Activity: Count the lines of data below that include "tier". Provide only the number.

Supplied material:
======
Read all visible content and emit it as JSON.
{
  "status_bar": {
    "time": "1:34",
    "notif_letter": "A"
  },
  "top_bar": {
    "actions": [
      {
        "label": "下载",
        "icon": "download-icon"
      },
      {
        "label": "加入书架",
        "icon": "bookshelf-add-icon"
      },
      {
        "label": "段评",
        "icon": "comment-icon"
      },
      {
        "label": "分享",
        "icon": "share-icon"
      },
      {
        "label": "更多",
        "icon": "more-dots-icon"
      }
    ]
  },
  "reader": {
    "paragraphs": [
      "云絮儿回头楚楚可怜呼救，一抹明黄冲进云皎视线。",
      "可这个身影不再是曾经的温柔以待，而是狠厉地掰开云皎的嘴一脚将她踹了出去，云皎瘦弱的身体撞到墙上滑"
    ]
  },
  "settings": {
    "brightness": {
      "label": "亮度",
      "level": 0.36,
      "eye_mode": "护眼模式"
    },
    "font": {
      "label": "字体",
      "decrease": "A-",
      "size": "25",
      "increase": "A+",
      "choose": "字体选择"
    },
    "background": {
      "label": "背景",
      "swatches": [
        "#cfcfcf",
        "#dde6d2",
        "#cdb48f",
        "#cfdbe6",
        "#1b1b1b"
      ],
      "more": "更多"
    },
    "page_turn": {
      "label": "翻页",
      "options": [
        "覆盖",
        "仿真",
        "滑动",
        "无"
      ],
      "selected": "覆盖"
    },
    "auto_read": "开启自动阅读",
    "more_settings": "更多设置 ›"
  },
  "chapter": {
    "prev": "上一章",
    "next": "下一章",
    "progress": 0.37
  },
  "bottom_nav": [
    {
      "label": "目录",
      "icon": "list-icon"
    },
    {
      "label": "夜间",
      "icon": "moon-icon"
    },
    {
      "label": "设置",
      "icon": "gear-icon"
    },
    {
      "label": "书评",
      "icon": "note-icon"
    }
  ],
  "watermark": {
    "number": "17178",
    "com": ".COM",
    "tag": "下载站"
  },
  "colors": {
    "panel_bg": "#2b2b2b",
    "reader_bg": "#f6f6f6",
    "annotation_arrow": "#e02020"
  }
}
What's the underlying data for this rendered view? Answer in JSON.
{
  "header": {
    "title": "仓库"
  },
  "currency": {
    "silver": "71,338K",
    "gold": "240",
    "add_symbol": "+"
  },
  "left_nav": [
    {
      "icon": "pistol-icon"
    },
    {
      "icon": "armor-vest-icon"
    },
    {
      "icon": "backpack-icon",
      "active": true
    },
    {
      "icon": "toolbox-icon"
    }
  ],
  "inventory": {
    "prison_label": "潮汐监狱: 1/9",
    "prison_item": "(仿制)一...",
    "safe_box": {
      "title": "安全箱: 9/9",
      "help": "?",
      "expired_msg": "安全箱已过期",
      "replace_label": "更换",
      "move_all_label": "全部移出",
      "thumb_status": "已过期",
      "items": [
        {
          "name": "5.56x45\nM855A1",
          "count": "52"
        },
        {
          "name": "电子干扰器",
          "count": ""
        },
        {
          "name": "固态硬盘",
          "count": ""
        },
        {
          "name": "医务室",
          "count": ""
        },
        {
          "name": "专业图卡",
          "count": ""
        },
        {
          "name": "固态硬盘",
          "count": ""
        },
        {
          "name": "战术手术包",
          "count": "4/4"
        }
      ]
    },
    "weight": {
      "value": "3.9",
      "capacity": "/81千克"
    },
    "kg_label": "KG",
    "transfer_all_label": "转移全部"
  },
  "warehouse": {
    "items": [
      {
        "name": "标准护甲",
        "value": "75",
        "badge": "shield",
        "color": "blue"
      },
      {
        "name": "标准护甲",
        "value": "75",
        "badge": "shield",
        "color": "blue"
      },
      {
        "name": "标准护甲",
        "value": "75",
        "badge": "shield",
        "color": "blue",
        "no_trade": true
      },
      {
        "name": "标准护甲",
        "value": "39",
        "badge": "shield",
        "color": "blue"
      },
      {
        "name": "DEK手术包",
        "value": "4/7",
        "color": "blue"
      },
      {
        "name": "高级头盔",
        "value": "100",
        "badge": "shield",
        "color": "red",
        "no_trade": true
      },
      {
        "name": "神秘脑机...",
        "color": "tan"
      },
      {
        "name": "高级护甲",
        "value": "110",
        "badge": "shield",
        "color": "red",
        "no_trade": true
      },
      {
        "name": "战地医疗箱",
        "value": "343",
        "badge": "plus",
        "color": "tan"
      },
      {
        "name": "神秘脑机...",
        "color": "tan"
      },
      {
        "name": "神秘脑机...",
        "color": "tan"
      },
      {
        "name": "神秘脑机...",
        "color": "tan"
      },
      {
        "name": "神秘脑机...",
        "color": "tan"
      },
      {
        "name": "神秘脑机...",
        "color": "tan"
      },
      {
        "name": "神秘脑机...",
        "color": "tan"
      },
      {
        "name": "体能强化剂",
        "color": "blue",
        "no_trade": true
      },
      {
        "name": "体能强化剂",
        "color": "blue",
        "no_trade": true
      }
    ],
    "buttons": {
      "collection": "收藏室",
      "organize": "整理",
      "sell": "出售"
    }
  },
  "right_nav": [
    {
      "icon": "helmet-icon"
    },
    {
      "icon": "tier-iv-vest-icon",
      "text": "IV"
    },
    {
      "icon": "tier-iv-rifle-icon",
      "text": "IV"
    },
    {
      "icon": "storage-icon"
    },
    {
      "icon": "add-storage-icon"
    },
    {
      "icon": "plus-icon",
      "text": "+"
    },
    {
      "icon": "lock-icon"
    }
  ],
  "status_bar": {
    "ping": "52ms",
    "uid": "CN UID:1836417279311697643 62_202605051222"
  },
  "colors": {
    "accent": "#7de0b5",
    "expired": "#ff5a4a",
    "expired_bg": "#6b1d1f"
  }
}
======
Solved exercise: 2